Q. I have teeth implants and I want to whiten my teeth. Will the implants whiten too?
Unfortunately dental implants do not whiten. They can be cleaned by a hygienist, which may help them appear whiter. You should be sure to let your dentist know that you intend to whiten your teeth before the dental implants are fitted, so the shade can be adjusted.
Q. Should I brush my teeth before or after my breakfast?
There is actually no evidence to say whether you should brush before or after breakfast. The ideal situation would be to brush before breakfast, and then again half an hour after breakfast but most people are too busy in the mornings for such a routine.
Brushing before breakfast reassures you that the bacteria that has accumulated in your mouth over night is removed before it is given a food to turn into acid – however this can make your breakfast taste unpleasant. Brushing after breakfast can be damaging to your teeth if you have not waited half an hour (as the enamel softens slightly after meals and needs some time to harden again). I would recommend brushing before breakfast and then chewing xylitol gum on your way to work.
Q. Why should I be using mouthwash? My breath doesn’t smell so I’m not sure how it could benefit me.
Mouthwashes don’t only tackle bad breath – they are antibacterial and also contain fluoride, which helps strengthen your teeth. The best time to use mouthwash is at a different time to brushing (preferably after lunch) to kill the bacteria and give your teeth a boost of fluoride.
Q. My dental implants feel like they are moving – what should I do?
Make an appointment to see your dental implantologist as soon as you can. Dental implants are not 100% successful and can fail in some rare cases. A wobbly implant suggests that the titanium screw and jaw bone have not fused together correctly.
Dental implants are also susceptible to a type of gum disease – invading bacteria cause the tissue around the implant to break down, allowing it to wobble. Be sure to clean around your implants daily with either floss or interdental brushes.
Q. My front tooth got knocked about ten years ago and I think it is changing colour now. It seems to look darker than all the rest. Is there anything I can do?
The tooth sounds like it is either dead or dying due to the trauma. Though it may not be causing you any pain, it would be a good idea to have a root canal treatment done (a type of filling that goes down the root canal of the tooth) to rid the tooth of any dead tissue.
The breakdown products of living tissue inside teeth can stain the dentine brown and yellow, meaning that some dead teeth look darker than others. You could have the tooth internally and externally bleached. This would involve having a small hole made at the back of the tooth that you can insert a tooth whitening bleach into at home, along with laying it over the front of the tooth. Speak to your dentist about root canal treatments and internal tooth whitening.
Q. Why do dentists call out numbers when they look at your teeth?
Normally when a dentist speaks to his/her nurse during your examination, it is merely to inform them which teeth and fillings you have.

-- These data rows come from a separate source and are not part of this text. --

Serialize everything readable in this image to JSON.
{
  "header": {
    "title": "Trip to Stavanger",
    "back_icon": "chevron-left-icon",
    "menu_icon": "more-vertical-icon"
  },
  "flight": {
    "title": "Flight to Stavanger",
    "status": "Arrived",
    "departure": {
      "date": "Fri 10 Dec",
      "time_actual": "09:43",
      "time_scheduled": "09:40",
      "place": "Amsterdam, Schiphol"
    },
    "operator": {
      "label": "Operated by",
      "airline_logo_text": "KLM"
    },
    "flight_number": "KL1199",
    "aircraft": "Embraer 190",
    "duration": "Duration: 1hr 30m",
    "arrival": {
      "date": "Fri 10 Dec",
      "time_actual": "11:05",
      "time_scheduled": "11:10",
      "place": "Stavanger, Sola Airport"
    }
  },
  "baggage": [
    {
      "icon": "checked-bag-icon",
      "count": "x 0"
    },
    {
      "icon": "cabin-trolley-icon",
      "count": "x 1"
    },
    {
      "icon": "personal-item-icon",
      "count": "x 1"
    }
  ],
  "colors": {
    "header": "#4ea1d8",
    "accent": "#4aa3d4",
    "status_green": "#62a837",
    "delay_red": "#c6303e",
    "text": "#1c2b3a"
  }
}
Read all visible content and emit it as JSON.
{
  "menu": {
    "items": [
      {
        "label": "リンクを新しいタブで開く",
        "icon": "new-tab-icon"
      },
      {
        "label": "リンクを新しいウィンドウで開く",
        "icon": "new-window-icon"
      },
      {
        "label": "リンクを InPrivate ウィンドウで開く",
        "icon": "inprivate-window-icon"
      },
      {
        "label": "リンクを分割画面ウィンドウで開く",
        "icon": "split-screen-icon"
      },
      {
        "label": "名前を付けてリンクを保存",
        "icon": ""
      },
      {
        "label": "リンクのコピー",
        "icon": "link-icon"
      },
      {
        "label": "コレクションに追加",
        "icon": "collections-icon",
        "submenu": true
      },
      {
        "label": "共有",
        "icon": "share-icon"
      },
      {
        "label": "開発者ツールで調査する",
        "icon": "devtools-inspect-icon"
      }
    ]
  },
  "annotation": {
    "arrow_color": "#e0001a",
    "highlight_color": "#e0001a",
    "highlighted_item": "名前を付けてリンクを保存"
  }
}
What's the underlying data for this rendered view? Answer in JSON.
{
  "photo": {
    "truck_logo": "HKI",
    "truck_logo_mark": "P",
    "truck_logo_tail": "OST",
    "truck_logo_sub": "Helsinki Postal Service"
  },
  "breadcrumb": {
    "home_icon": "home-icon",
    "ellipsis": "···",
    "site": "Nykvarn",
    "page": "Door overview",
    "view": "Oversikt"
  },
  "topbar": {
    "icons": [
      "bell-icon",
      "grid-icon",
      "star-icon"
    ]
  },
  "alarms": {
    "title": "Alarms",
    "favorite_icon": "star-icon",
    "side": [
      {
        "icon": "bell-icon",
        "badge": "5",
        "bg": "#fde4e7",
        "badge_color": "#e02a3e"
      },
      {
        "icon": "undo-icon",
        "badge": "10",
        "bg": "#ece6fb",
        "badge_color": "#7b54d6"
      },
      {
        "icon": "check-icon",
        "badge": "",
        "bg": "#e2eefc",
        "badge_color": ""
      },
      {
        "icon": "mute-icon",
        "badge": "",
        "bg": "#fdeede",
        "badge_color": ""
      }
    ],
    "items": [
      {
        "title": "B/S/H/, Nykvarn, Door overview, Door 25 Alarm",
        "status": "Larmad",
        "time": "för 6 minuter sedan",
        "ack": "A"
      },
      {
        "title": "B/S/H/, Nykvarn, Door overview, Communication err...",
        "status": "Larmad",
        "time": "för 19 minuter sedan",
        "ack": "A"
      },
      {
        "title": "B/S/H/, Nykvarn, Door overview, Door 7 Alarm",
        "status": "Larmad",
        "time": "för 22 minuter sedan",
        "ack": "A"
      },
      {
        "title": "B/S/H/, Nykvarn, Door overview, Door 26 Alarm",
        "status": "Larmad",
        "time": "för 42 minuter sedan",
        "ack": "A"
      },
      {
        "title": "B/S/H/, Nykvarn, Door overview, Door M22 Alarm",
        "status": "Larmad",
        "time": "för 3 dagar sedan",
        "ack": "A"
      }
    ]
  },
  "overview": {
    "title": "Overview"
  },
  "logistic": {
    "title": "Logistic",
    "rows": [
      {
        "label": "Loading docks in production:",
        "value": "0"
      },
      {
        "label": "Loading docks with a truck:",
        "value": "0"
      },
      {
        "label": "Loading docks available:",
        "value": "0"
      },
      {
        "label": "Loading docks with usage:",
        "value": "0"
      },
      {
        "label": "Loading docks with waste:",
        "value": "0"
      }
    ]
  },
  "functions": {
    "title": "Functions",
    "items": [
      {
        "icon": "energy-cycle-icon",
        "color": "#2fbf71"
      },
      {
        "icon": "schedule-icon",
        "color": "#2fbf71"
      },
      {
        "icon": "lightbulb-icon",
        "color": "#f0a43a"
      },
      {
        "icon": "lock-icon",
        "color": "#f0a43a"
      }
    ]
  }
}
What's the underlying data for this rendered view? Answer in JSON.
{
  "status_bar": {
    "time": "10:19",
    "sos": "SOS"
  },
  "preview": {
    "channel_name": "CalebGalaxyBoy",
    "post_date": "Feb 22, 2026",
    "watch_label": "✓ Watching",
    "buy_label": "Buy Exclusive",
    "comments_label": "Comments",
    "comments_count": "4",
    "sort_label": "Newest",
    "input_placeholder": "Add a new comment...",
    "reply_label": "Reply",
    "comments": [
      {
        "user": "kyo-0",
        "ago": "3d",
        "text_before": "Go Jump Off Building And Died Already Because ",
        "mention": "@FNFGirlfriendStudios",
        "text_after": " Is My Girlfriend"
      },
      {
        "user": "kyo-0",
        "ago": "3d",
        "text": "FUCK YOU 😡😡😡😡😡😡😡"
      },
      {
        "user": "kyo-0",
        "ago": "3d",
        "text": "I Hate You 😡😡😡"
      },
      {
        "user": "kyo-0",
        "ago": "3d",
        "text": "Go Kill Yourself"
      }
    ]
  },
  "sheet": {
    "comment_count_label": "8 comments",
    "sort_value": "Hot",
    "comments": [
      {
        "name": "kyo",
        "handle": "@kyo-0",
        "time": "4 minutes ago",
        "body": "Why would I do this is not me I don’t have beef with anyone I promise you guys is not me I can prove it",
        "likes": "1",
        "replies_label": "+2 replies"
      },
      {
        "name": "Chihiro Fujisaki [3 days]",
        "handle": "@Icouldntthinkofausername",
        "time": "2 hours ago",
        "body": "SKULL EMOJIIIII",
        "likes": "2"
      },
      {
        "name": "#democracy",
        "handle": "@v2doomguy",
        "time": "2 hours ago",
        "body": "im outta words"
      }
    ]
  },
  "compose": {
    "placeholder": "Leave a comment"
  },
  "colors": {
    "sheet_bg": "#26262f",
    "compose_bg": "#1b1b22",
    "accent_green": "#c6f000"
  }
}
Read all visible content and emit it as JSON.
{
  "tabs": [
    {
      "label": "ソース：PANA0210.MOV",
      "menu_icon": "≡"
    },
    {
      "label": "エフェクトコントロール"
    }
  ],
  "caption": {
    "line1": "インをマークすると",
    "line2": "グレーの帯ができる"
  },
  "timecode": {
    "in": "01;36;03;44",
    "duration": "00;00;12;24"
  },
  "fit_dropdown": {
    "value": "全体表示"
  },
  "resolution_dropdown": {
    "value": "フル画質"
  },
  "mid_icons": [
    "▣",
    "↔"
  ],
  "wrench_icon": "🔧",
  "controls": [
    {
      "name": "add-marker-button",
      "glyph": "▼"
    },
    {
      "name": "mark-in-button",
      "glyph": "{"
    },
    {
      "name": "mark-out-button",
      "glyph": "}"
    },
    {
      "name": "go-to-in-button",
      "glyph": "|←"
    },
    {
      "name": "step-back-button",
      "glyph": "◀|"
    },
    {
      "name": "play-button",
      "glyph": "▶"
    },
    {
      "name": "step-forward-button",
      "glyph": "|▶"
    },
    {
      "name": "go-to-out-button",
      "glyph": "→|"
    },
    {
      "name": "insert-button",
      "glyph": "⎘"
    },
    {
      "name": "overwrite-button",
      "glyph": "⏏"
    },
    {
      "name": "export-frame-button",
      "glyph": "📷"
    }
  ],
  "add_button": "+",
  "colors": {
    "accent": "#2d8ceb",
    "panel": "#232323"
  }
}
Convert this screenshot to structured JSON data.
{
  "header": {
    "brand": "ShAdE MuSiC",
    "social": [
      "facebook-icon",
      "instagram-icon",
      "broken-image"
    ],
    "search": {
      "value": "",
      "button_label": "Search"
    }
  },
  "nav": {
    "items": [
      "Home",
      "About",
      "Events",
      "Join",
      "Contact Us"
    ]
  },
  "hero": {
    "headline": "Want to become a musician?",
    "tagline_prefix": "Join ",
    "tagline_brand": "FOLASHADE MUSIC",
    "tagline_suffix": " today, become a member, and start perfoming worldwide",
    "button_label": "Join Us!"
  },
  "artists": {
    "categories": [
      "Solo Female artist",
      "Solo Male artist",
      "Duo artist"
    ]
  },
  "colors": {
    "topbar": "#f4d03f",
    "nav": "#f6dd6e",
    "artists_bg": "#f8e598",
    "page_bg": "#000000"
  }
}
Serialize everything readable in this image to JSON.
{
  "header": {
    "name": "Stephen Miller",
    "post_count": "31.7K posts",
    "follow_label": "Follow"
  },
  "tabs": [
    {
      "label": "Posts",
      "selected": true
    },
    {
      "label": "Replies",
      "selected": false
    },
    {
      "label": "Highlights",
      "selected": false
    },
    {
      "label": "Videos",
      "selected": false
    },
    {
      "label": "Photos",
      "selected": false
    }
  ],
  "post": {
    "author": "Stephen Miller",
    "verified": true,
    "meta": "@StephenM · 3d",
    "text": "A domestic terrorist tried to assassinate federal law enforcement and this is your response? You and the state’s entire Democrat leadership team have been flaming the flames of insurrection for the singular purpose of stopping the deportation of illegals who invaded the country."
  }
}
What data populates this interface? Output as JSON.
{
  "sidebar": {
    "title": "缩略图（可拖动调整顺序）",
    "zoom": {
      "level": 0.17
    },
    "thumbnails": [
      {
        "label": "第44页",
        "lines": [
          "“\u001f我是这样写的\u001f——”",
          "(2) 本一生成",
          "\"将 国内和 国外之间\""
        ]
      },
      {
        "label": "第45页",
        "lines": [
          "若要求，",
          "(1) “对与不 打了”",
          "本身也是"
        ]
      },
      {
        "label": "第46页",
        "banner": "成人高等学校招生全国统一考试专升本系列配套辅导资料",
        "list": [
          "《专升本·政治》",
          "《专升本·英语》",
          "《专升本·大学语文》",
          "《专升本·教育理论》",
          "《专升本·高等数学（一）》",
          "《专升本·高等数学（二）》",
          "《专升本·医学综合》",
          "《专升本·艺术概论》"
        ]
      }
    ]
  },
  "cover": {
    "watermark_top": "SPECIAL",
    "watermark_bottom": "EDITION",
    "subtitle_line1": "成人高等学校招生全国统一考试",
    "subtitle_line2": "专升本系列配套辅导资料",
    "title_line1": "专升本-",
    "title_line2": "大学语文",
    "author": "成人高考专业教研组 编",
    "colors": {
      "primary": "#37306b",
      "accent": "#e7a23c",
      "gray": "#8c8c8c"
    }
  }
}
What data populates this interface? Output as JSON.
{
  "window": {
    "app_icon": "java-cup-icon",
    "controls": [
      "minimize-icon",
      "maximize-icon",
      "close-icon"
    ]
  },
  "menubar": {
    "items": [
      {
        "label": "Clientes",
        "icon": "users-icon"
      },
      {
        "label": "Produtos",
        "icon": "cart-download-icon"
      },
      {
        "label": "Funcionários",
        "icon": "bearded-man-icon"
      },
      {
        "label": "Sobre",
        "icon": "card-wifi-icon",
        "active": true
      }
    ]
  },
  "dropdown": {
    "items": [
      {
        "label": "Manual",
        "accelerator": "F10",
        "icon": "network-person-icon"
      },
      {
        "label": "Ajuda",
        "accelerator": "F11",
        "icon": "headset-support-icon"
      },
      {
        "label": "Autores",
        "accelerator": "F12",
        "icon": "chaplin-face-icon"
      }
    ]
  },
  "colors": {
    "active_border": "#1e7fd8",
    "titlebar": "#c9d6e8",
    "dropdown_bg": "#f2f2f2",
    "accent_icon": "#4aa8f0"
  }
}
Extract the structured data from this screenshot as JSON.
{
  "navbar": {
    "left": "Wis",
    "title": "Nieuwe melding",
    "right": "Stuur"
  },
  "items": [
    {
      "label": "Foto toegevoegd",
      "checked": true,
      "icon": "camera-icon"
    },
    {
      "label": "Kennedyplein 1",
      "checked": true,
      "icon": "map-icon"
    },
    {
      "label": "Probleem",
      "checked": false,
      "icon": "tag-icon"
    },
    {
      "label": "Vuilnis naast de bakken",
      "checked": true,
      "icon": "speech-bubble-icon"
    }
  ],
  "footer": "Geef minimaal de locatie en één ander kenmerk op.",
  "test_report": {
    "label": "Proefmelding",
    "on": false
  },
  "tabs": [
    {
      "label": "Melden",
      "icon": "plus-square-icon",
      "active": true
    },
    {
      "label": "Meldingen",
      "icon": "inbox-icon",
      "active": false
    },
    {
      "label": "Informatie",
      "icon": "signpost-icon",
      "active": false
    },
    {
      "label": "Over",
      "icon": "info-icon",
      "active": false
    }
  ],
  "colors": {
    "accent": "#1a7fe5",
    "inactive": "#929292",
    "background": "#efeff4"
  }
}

Each tooth is allocated a different number. They may also mention teeth that need some treatment doing, but not every number you hear suggests you need work done!
Dentists will also check your gums for disease and will grade their findings on a scale from 0-4, where 0 means healthy gums and 4 means severe gum disease. Ask the dentist to clarify if you are ever unsure about what they have said, or you do not understand.